By Larry Schuster
Rolls Royce “embodies a timeless elegance.”
Ferrari represents “an effortless marriage of technology, design and beauty.”
Makes you want to open the door and take them for a drive, doesn’t it?
What do you embody or represent? In other words, what is your brand? What is your story?
If there was a way, wouldn’t it be amazing if you could use your resume to tell your story? So that someone will open the door for you? To learn how you think and perform during in an interview?
Fortunately there is a way to do this. Just follow these three keys to a storytelling resume, and you may soon drive off to a fancy new job!
Can you create a single sentence that best captures your professional personality, energy and impact?
Here’s an extreme case of what I mean. You could simply introduce yourself at the top of your resume as: Engineering Vice President
Typically you would follow that with the customary list of titles, companies and responsibilities. Or you could have a branding statement at the top of your resume like this:
“Fortune 100 R&D game-changing VP creates massive unmet consumer demand | Built 10 global engineering organizations each generating annual revenues of US$1 Billion revenues.”
“Applies 16 years high security, time-sensitive airline operations management to logistics projects | Directly responsible for (fill in the blank…. Impact, result).”
You may not be a high-performance engineering VP of a large technology company or supervisor of airlines operations. Still, you probably have an inspiring track record of making amazing contributions that have a real impact. (Or, you may be in the wrong job.)
And then, take a few lines to summarize in just a little more detail your unique selling points and key personal qualities, and the direction of your career. This allows the reader to quickly get the big picture of your professional life.
You’ve had many job titles, many functions, accomplished many things, but now you have determined you want to be graphic designer. But you never had that title, though you did related jobs for years, and maybe you even got an extra certification for your career objective.
How to solve that common problem? Gather all the job experience that relates to and demonstrate your graphic design expertise and passion. And condense or eliminate those job descriptions that don’t support your new direction.
The result will look like a resume that builds a case for graphic design.
This is the part where your hard work shines! For each important challenge you had, what actions did you take and what great results or impact did you achieve (or was achieved because of your work).

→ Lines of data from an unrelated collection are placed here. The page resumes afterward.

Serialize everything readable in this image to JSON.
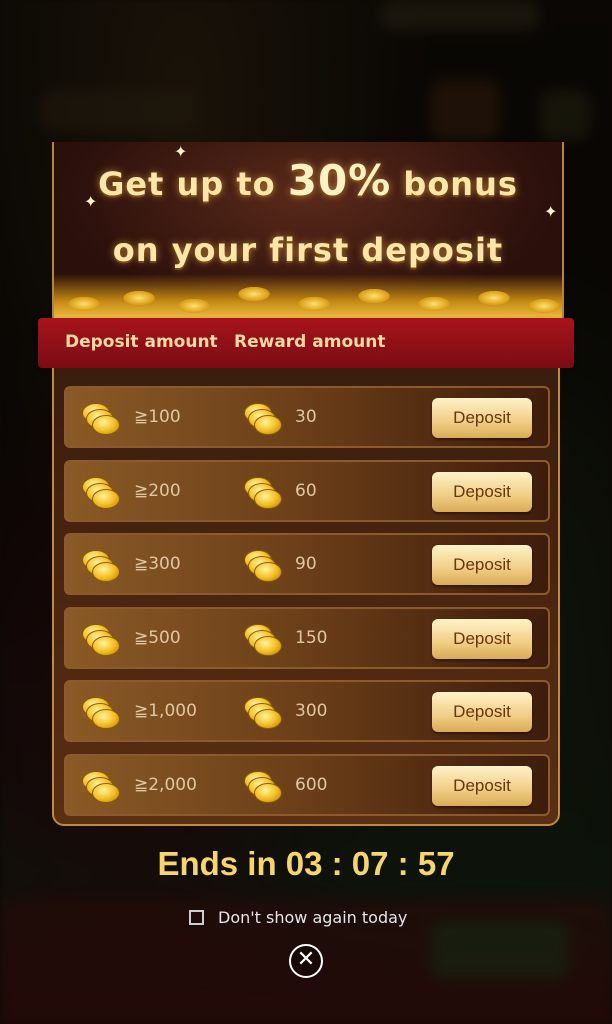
{
  "banner": {
    "line1_prefix": "Get up to ",
    "line1_highlight": "30%",
    "line1_suffix": " bonus",
    "line2": "on your first deposit"
  },
  "header": {
    "deposit_label": "Deposit amount",
    "reward_label": "Reward amount"
  },
  "rows": [
    {
      "deposit": "≧100",
      "reward": "30",
      "button": "Deposit"
    },
    {
      "deposit": "≧200",
      "reward": "60",
      "button": "Deposit"
    },
    {
      "deposit": "≧300",
      "reward": "90",
      "button": "Deposit"
    },
    {
      "deposit": "≧500",
      "reward": "150",
      "button": "Deposit"
    },
    {
      "deposit": "≧1,000",
      "reward": "300",
      "button": "Deposit"
    },
    {
      "deposit": "≧2,000",
      "reward": "600",
      "button": "Deposit"
    }
  ],
  "timer": {
    "text": "Ends in 03 : 07 : 57"
  },
  "footer": {
    "dont_show_label": "Don't show again today",
    "close_icon": "close-circle-icon"
  },
  "colors": {
    "ribbon": "#a9141c",
    "timer": "#f6d66a",
    "button": "#f0cd83"
  }
}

Write these in mostly two lines. You can do a little longer if you have just a few of these that stories to make your point, but they must be tightly, well written.
These demonstrate that you didn’t just work somewhere, but you actually made an important contribution. You had an impact. You accomplished important things. These will form the basis of your great personal stories during your job interview. And certainly, you will spend more time and space on these short but significant stories, than long lists of responsibilities and awards. They don’t even have to be complete sentences, but must be easy to read and understand by the interviewer.
There you have it. With a branding statement, proper focus for your new career objective and careful selection of just a handful of the critical stories that demonstrate your accomplishments, you have a storytelling resume.
Only question left: Do you prefer a Rolls Royce or a Ferrari?
Senior Consultant, Crescendo Communications Consulting